Every time we run across one of photographer John Free’s videos, we can’t help but be inspired, motivated and educated… all at the same time. The master photographer has a way of explaining fundamental concepts that we don’t often hear brought up.
In a few minutes, Free can have you picking up your camera and jetting out the door with your camera in hand and a new appreciation and understanding of your craft in mind. The video above is no exception. So sit up and listen up as Free explains the importance of getting ‘closer to yourself’ as a photographer, so that a crucial moment never slips past.
Photographer John Free‘s many years of experience as a professional in the industry have given him a deep reservoir of tips, tricks and advice from which to pull. In the past, we shared his inspirational no-BS video on shooting without tension and the importance of practice.

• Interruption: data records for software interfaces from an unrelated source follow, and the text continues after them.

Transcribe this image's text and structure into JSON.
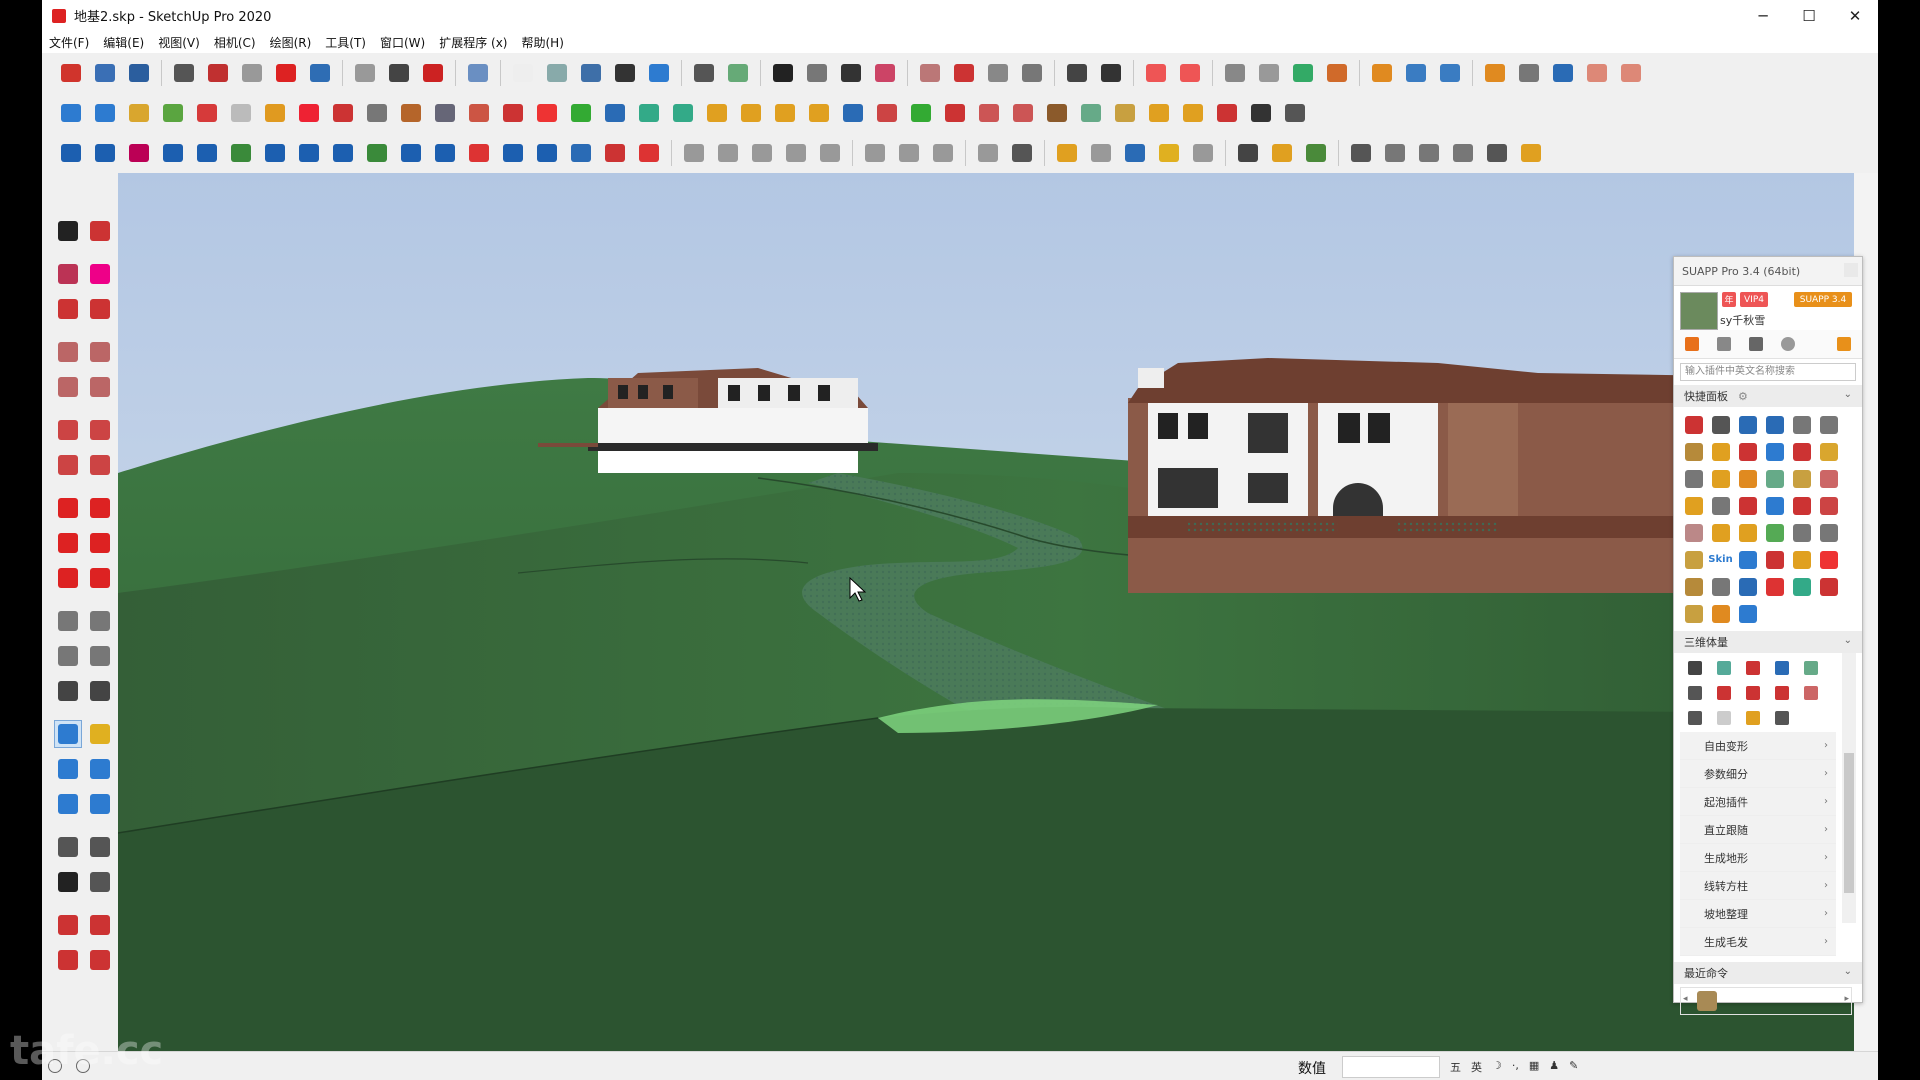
{
  "window": {
    "title": "地基2.skp - SketchUp Pro 2020",
    "minimize": "─",
    "maximize": "☐",
    "close": "✕"
  },
  "menu": [
    "文件(F)",
    "编辑(E)",
    "视图(V)",
    "相机(C)",
    "绘图(R)",
    "工具(T)",
    "窗口(W)",
    "扩展程序 (x)",
    "帮助(H)"
  ],
  "toolbars": {
    "row1": [
      "#d0342c",
      "#3a6fb5",
      "#2b5e9e",
      "#555",
      "#c03030",
      "#999",
      "#d22",
      "#2e6db4",
      "#999",
      "#444",
      "#c22",
      "#6a8fc2",
      "#eee",
      "#8aa",
      "#3e6fa8",
      "#333",
      "#2d7bd0",
      "#555",
      "#6a7",
      "#222",
      "#777",
      "#333",
      "#c46",
      "#b77",
      "#c33",
      "#888",
      "#777",
      "#444",
      "#333",
      "#e55",
      "#e55",
      "#888",
      "#999",
      "#3a6",
      "#d06a2a",
      "#e08a20",
      "#3a7cc2",
      "#3a7cc2",
      "#e08a20",
      "#777",
      "#2a6bb5",
      "#d87",
      "#d87"
    ],
    "row2": [
      "#2d7bd0",
      "#2d7bd0",
      "#d9a62e",
      "#5aa540",
      "#d63a3a",
      "#bbb",
      "#e09a20",
      "#e23",
      "#c33",
      "#777",
      "#b5652a",
      "#667",
      "#c54",
      "#c33",
      "#e33",
      "#3a3",
      "#2a6bb5",
      "#3a8",
      "#3a8",
      "#e0a020",
      "#e0a020",
      "#e0a020",
      "#e0a020",
      "#2a6bb5",
      "#c44",
      "#3a3",
      "#c33",
      "#c55",
      "#c55",
      "#8b5a2b",
      "#6a8",
      "#c8a040",
      "#e0a020",
      "#e0a020",
      "#c33",
      "#333",
      "#555"
    ],
    "row3": [
      "#1c5fb0",
      "#1c5fb0",
      "#b05",
      "#1c5fb0",
      "#1c5fb0",
      "#3a8a3a",
      "#1c5fb0",
      "#1c5fb0",
      "#1c5fb0",
      "#3a8a3a",
      "#1c5fb0",
      "#1c5fb0",
      "#d33",
      "#1c5fb0",
      "#1c5fb0",
      "#2a6bb5",
      "#c33",
      "#d33",
      "#999",
      "#999",
      "#999",
      "#999",
      "#999",
      "#999",
      "#999",
      "#999",
      "#999",
      "#555",
      "#e0a020",
      "#999",
      "#2a6bb5",
      "#e0b020",
      "#999",
      "#444",
      "#e0a020",
      "#4a8a3a",
      "#555",
      "#777",
      "#777",
      "#777",
      "#555",
      "#e0a020"
    ]
  },
  "left_tools": [
    {
      "name": "select-tool",
      "c": "#222"
    },
    {
      "name": "component-tool",
      "c": "#c33"
    },
    {
      "name": "paint-bucket-tool",
      "c": "#b35"
    },
    {
      "name": "eraser-tool",
      "c": "#e08"
    },
    {
      "name": "line-tool",
      "c": "#c33"
    },
    {
      "name": "freehand-tool",
      "c": "#c33"
    },
    {
      "name": "rectangle-tool",
      "c": "#b66"
    },
    {
      "name": "rotated-rectangle-tool",
      "c": "#b66"
    },
    {
      "name": "circle-tool",
      "c": "#b66"
    },
    {
      "name": "polygon-tool",
      "c": "#b66"
    },
    {
      "name": "arc-tool",
      "c": "#c44"
    },
    {
      "name": "two-point-arc-tool",
      "c": "#c44"
    },
    {
      "name": "three-point-arc-tool",
      "c": "#c44"
    },
    {
      "name": "pie-tool",
      "c": "#c44"
    },
    {
      "name": "move-tool",
      "c": "#d22"
    },
    {
      "name": "push-pull-tool",
      "c": "#d22"
    },
    {
      "name": "rotate-tool",
      "c": "#d22"
    },
    {
      "name": "follow-me-tool",
      "c": "#d22"
    },
    {
      "name": "scale-tool",
      "c": "#d22"
    },
    {
      "name": "offset-tool",
      "c": "#d22"
    },
    {
      "name": "tape-measure-tool",
      "c": "#777"
    },
    {
      "name": "dimension-tool",
      "c": "#777"
    },
    {
      "name": "protractor-tool",
      "c": "#777"
    },
    {
      "name": "text-tool",
      "c": "#777"
    },
    {
      "name": "axes-tool",
      "c": "#444"
    },
    {
      "name": "3d-text-tool",
      "c": "#444"
    },
    {
      "name": "orbit-tool",
      "c": "#2d7bd0"
    },
    {
      "name": "pan-tool",
      "c": "#e0b020"
    },
    {
      "name": "zoom-tool",
      "c": "#2d7bd0"
    },
    {
      "name": "zoom-window-tool",
      "c": "#2d7bd0"
    },
    {
      "name": "zoom-extents-tool",
      "c": "#2d7bd0"
    },
    {
      "name": "previous-view-tool",
      "c": "#2d7bd0"
    },
    {
      "name": "position-camera-tool",
      "c": "#555"
    },
    {
      "name": "look-around-tool",
      "c": "#555"
    },
    {
      "name": "walk-tool",
      "c": "#222"
    },
    {
      "name": "section-plane-tool",
      "c": "#555"
    },
    {
      "name": "warehouse-tool",
      "c": "#c33"
    },
    {
      "name": "extension-warehouse-tool",
      "c": "#c33"
    },
    {
      "name": "layout-tool",
      "c": "#c33"
    },
    {
      "name": "share-model-tool",
      "c": "#c33"
    }
  ],
  "suapp": {
    "title": "SUAPP Pro 3.4 (64bit)",
    "badge_year": "年",
    "badge_vip": "VIP4",
    "badge_brand": "SUAPP 3.4",
    "username": "sy千秋雪",
    "search_placeholder": "输入插件中英文名称搜索",
    "quick_panel": "快捷面板",
    "quick_panel_gear": "⚙",
    "skin_label": "Skin",
    "section_3d": "三维体量",
    "menu_items": [
      "自由变形",
      "参数细分",
      "起泡插件",
      "直立跟随",
      "生成地形",
      "线转方柱",
      "坡地整理",
      "生成毛发"
    ],
    "recent": "最近命令",
    "quick_icons": [
      "#c33",
      "#555",
      "#2a6bb5",
      "#2a6bb5",
      "#777",
      "#777",
      "#b68a3a",
      "#e0a020",
      "#c33",
      "#2d7bd0",
      "#c33",
      "#d9a62e",
      "#777",
      "#e0a020",
      "#e08a20",
      "#6a8",
      "#c8a040",
      "#c66",
      "#e0a020",
      "#777",
      "#c33",
      "#2d7bd0",
      "#c33",
      "#c44",
      "#b88",
      "#e0a020",
      "#e0a020",
      "#5a5",
      "#777",
      "#777",
      "#c8a040",
      "#3a6",
      "#2d7bd0",
      "#c33",
      "#e0a020",
      "#e33",
      "#b68a3a",
      "#777",
      "#2a6bb5",
      "#d33",
      "#3a8",
      "#c33",
      "#c8a040",
      "#e08a20",
      "#2d7bd0"
    ],
    "small_icons": [
      "#444",
      "#5a9",
      "#c33",
      "#2a6bb5",
      "#6a8",
      "#555",
      "#c33",
      "#c33",
      "#c33",
      "#c66",
      "#555",
      "#ccc",
      "#e0a020",
      "#555"
    ]
  },
  "status": {
    "label": "数值",
    "value": "",
    "ime": [
      "五",
      "英",
      "☽",
      "·,",
      "▦",
      "♟",
      "✎"
    ]
  },
  "watermark": "tafe.cc",
  "icons": {
    "orbit-active": "orbit-tool",
    "cursor": "arrow-cursor"
  }
}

That video offered some all-around “how to get better” advice. But yesterday, he uploaded a new video in which he addresses a specific problem many photographers (himself included) face: getting too emotionally attached to your images. Read more…
LA-based documentary and street photographer John Free has been practicing and teaching street photography for over 30 years. He’s taught workshops in LA, New York, Paris and London, and his work has appeared in Newsweek, Smithsonian, US News and World Report and more.
In other words, he has many years worth of experience to offer (which is probably why he teaches workshops), and in the short YouTube video above he makes a little bit of his knowledge available for free. Read more…
Here’s an interesting video in which street photographer John Free shares a system he’s developed to take the confusion and guesswork out of practicing street photography, called “the five Fs”. He says that contrary to popular belief, it’s not about “seeing”:
It’s not the eyes. Anybody can see that has eyes to see. It’s what we feel and what we get out of the heart that matters. We have to convey a passion. We have to convey an understanding.
The five Fs are: finding, figuring, framing, focusing, and firing.